**** out of ****    "The Artist" has all the qualities and bare essentials of your everyday cinematic crowd-pleaser; minus the fact that most films these days aren't (almost) completely silent, whereas this one is (fair warning to those who value sound in cinema). A film of good humor and charm, it had its premiere at the 2011 Cannes Film Festival, where it was met with much acclaim. I was finally given the grand opportunity of seeing the film a few evenings ago at the Angelika …
review by . January 23, 2012
posted in Movie Hype
   Michel Hazanavicius' reverence towards the artistry of the era of silent films lashes out a poetic mediation on Hollywood and also on the life of the artists that we adore. "The Artist" jumps over the gimmick form and gives it's content a great value. Filled with emotion and joy, the film succeeds to deliver not only one of the best tributes to our cinema but also one of the sweetest love stories and stories of struggle and dedication.      The …
review by . November 26, 2011
posted in Movie Hype
Star Rating:         The Artist is cinematic perfection – a joyous celebration of everything that makes the movies so wonderful. Set during the end of Hollywood’s silent era, it surely must have been a labor of love for writer/director Michel Hazanavicius, because in this day and age, a filmmaker does not lightly make the decision to tell an image-driven story in the language of melodrama. He pays careful attention to the technical aspects. It’s a …
review by . June 27, 2012
posted in Movie Hype
As the story opens, it is 1929, and we meet George Valentin, a dashing matinée idol who thrills his fans with his silent movies. He meets a star-struck young lady named Peppy and helps her get into show business as a extra. Soon, she's rising to super-stardom, while George's star begins to fade.      This is a gimmick movie; a silent, black and white homage to silent and early talkies. The actors mug and ham it up throughout the film, the story is sweet and predictable, …
Quick Tip by . March 12, 2012
posted in Movie Hype
Caption
Ok, so I had a little too many Irish coffees when I went to see this with my friends (they‘re a couple so they were more into the movie, I tried really hard to focus on the movie despite the alcohol LOL!), and this isn’t usually my kind of movie, but The Artist was a pretty clever film that is cute, entertaining, upbeat and can serve as a homage to past silent cinema.      It was excellently executed as with the style, direction, sly humor and acting. The leads …
review by . September 17, 2011
posted in Movie Hype
True Artistry
THE ARTIST Written and Directed by Michel Hazanavicius Starring Jean Dujardin, Berenice Bejo, John Goodman and James Cromwell   George Valentin (on a title card): I won’t talk. I won’t say a word!   Some critics would be hard pressed to find genuine artistry in the film industry today, but they needn’t look any further than THE ARTIST, French director, Michel Hazanavicius’s homage to another era. It is a fine celebration of the cinema and the art involved …
Quick Tip by . December 04, 2011
posted in Movie Hype
Anyone interested in a little more insight into this fantastic film should check out my interview with The Artist director, Michel Hazanavicius and star, Jean Dujardin ...    http://blacksheepreviews.blogspot.com/2011/11/men-behind-artist.html    Thanks for reading!
About the reviewer
Member Since: Nov 15, 2010
Last Login: Dec 11, 2012 10:01 PM UTC
Consider the Source

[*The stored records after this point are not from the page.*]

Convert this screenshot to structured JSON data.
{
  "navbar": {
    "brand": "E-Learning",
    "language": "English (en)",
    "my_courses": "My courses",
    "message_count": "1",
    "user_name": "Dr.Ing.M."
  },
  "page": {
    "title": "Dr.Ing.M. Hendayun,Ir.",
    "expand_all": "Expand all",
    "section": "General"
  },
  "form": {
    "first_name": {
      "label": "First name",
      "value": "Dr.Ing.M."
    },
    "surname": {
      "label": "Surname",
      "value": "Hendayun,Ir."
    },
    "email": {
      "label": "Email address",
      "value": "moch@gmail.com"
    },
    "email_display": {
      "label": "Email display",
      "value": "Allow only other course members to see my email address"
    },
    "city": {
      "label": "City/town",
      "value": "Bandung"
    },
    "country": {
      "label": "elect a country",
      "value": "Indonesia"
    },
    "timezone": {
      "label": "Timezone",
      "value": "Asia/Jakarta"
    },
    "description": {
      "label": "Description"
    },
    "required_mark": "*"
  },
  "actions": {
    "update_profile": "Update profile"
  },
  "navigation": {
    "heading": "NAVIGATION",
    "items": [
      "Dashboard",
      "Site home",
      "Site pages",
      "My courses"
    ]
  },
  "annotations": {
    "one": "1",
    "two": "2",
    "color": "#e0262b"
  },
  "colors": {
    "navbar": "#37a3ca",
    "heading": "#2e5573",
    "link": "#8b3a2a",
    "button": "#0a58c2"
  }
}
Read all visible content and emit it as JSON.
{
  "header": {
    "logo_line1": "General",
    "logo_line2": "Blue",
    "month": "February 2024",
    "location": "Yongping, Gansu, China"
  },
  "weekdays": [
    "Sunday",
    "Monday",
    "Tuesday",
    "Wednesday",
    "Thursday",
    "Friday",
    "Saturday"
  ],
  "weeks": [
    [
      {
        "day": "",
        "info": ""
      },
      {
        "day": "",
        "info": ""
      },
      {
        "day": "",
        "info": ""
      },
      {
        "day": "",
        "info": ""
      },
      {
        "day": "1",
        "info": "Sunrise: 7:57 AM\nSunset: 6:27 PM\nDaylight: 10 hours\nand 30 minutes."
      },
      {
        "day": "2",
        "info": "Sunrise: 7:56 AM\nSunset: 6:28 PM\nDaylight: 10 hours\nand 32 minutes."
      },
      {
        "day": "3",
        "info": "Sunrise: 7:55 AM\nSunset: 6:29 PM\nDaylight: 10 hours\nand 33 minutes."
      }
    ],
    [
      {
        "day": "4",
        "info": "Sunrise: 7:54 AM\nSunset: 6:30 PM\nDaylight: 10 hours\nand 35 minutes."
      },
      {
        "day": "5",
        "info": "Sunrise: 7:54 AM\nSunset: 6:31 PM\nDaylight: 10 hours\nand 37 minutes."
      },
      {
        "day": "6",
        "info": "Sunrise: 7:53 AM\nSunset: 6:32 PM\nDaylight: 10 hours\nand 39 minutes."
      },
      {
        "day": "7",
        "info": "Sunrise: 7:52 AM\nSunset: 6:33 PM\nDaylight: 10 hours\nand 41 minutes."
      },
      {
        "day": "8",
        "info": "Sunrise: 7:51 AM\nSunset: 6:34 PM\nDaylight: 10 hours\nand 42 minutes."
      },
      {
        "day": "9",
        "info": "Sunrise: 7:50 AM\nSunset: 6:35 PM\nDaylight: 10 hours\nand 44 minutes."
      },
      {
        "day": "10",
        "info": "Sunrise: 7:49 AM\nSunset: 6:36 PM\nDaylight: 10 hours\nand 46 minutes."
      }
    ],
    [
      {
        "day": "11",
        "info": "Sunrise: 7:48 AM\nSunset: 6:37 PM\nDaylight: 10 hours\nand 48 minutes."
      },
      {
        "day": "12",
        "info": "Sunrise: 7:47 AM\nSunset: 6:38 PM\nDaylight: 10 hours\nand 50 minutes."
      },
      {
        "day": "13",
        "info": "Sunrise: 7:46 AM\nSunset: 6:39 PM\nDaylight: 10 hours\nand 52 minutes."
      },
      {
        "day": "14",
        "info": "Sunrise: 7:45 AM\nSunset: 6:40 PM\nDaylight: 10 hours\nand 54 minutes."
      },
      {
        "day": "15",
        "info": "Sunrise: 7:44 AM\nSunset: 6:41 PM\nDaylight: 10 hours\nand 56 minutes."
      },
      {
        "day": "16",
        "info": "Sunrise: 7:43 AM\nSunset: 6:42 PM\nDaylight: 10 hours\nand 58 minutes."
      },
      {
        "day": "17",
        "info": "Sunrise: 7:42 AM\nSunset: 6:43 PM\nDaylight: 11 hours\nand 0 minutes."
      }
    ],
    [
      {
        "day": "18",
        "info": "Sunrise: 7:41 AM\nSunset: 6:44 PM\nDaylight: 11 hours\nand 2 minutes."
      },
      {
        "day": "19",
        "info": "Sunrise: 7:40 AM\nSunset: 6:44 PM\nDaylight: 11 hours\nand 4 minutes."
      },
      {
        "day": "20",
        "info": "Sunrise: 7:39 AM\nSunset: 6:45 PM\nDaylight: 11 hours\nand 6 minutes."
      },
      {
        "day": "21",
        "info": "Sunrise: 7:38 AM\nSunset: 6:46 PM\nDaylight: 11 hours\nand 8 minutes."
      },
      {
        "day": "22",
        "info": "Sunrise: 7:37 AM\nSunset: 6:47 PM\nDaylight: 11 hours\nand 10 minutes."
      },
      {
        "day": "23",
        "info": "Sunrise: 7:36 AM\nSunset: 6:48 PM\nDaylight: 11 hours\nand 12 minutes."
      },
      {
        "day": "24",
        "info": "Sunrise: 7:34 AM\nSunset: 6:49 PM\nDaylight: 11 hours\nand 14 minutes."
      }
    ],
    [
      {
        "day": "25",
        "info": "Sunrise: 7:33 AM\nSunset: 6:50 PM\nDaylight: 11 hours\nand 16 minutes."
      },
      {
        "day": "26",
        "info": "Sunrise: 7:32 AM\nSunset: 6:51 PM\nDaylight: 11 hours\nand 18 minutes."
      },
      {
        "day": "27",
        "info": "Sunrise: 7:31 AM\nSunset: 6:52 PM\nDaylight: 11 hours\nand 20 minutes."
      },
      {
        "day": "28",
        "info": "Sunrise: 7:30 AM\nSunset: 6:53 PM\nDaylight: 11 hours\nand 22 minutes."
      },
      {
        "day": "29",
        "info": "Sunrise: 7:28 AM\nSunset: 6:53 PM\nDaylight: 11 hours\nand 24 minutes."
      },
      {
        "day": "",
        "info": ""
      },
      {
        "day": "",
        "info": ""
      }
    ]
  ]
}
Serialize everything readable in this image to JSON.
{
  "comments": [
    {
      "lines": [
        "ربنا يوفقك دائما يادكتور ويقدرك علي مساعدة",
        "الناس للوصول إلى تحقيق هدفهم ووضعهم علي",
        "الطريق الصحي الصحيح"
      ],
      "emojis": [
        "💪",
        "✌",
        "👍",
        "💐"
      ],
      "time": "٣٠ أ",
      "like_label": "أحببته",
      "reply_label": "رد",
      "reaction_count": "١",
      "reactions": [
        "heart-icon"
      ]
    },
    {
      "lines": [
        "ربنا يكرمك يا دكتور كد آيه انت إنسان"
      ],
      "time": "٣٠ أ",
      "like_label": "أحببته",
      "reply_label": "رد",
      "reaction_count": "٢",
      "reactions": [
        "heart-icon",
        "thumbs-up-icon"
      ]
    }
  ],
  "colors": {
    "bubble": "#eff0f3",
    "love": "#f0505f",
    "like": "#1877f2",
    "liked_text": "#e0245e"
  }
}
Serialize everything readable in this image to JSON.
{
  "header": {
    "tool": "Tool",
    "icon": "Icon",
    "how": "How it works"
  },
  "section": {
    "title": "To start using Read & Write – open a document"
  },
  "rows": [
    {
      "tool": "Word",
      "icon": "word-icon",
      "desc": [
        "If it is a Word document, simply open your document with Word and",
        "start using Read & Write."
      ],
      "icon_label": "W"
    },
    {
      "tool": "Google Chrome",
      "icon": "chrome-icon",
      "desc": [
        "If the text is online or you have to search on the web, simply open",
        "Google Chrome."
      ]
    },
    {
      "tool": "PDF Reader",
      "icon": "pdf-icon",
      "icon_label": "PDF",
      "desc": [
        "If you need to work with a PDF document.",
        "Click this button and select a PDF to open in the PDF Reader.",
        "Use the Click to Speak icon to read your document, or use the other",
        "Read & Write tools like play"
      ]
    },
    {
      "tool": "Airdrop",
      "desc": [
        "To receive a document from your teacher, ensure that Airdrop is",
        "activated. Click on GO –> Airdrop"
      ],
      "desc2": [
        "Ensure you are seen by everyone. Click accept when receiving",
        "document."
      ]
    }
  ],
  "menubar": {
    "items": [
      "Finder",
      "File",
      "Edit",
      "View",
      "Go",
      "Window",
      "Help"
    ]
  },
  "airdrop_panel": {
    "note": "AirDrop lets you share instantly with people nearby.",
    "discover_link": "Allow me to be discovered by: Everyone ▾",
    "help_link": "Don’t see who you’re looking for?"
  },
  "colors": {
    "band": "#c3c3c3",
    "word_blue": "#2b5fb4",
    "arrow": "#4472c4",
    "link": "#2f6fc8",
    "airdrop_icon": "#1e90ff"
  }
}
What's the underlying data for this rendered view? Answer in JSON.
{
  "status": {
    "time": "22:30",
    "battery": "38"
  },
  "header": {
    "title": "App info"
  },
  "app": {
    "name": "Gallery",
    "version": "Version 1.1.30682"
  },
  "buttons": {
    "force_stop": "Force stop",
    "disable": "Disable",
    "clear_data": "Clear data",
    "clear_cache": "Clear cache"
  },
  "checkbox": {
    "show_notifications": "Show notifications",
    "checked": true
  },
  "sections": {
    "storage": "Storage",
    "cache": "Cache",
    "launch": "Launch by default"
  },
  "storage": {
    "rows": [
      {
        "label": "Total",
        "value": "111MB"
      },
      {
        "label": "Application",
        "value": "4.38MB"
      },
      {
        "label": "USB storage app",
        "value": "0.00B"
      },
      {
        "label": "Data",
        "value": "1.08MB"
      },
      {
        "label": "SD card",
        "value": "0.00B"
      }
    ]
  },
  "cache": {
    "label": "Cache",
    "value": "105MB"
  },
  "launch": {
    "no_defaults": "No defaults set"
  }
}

Use Trust Points to see how much you can rely on this review.

You
zstoner66
Your ratings:
rate more to improve this
About this movie

Wiki

Tags

Music, Movies, Film, Drama, Romance, Reviews, Hollywood, Cinema, Julian Left, 2011, The Artist, Silent Film, Michel Hazanavicius, Berenice Bejo, Jean Dujardin

Details

Genre: Romance, Comedy, Drama
Release Date: 23 November 2011 (USA)
Screen Writer: Michel Hazanavicius
Runtime: 100 min
First to Review

"True Artistry"
© 2014 Lunch.com, LLC All Rights Reserved
Lunch.com - Relevant reviews by real people.
Music Matters is part of the Lunch.com Network - Get this on your site
()
This is you!
Ranked #
Last login
Member since
reviews
comments
ratings
questions
compliments
lists